Investigators looking into a fire at an abandoned building in Charlottetown that killed three teens and sent a fourth to hospital in March have classified it as undetermined.
Charlottetown police announced Monday the evidence showed there was an open fire in the former Sherwood Greens building when the victims went to sleep on March 29, but because there wasn’t an identified ignition source, the investigators categorized it as undetermined.
While Charlottetown police don’t suspect foul play and have concluded their investigation, fire officials are keeping the file open.
Joey Reeves, Brandon MacKinnon and Kenneth Irving died in the fire at the abandoned building on Mount Edward Road in the Prince Edward Island capital.

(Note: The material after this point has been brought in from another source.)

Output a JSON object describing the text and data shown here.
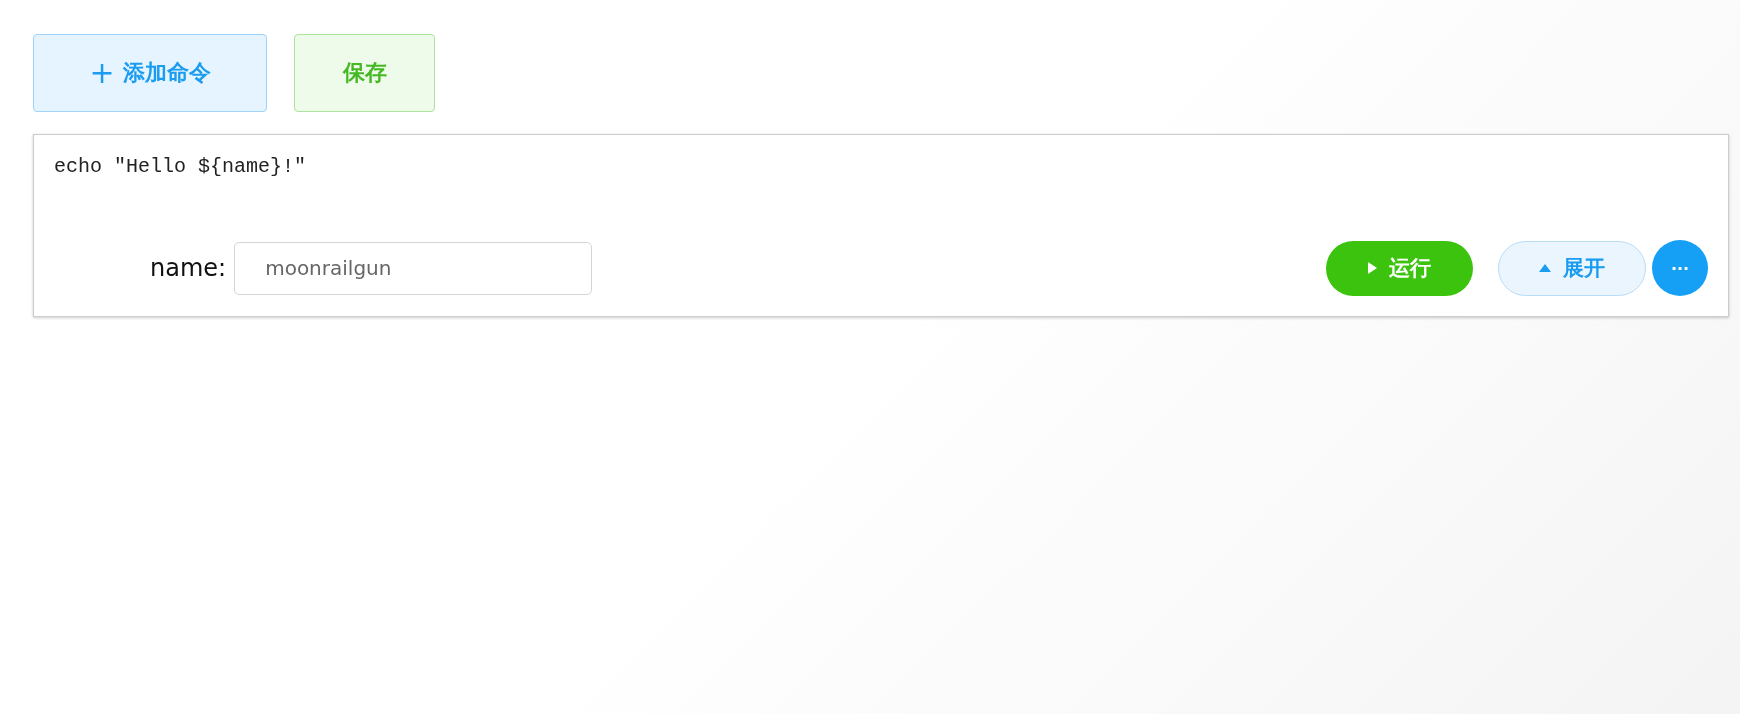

Brandon Quinn survived and was sent to hospital in Halifax where he was treated for severe burns before returning home last week.
Charlottetown Deputy Police Chief Gary McGuigan said the investigation wrapped up last week after the police talked to Quinn and the victims’ family members to go over the timeline from the night of the fire.
It also gave the police a chance to talk to the families about what was confirmed to have happened and give them some closure, McGuigan said.
As part of the investigation, McGuigan said Charlottetown police had to validate information they received off social media and were able to check with businesses to help piece together a timeline.
“It was quite extensive and the investigator did a good job,” he said.
McGuigan said the investigators know there was a fire lit in the building, but they don’t know what the ignition source was.
“The fire department has been able to come up with an area of origin but they haven’t been able to come up with an ignition source.”
On Monday, the police also provided a brief summary of events involving the teens on the night of the fire, although McGuigan said there were still some things they didn’t know.
Through the investigation, the police determined a friend drove the four teens from Montague to Charlottetown.
That friend dropped two of the teens off at the Charlottetown Mall and the other two in the downtown area.
They socialized separately with friends but later met up before midnight and went to 207 Mount Edward Rd., the site of the fire.
McGuigan said some of the teens had been to the building before the night of the fire.
At some point during the night of March 29, the teens lit a fire to keep warm, but McGuigan said the police didn’t know if they had previously planned to spend the night in the building.
The police also don’t know how Quinn was able to get out of the building while the others weren’t, McGuigan said.
The last validated correspondence was a text message that one of the teens sent at 2 a.m. to a friend, although McGuigan said the police didn’t know what that message said.
Charlottetown police and the fire department responded to the fire call at about 5:30 a.m.
McGuigan said since the fire, all of the people who were involved in the response were offered a critical incident stress debriefing and some police officers took advantage of the service.
“Those are the days that you train and train for but hope they never come.”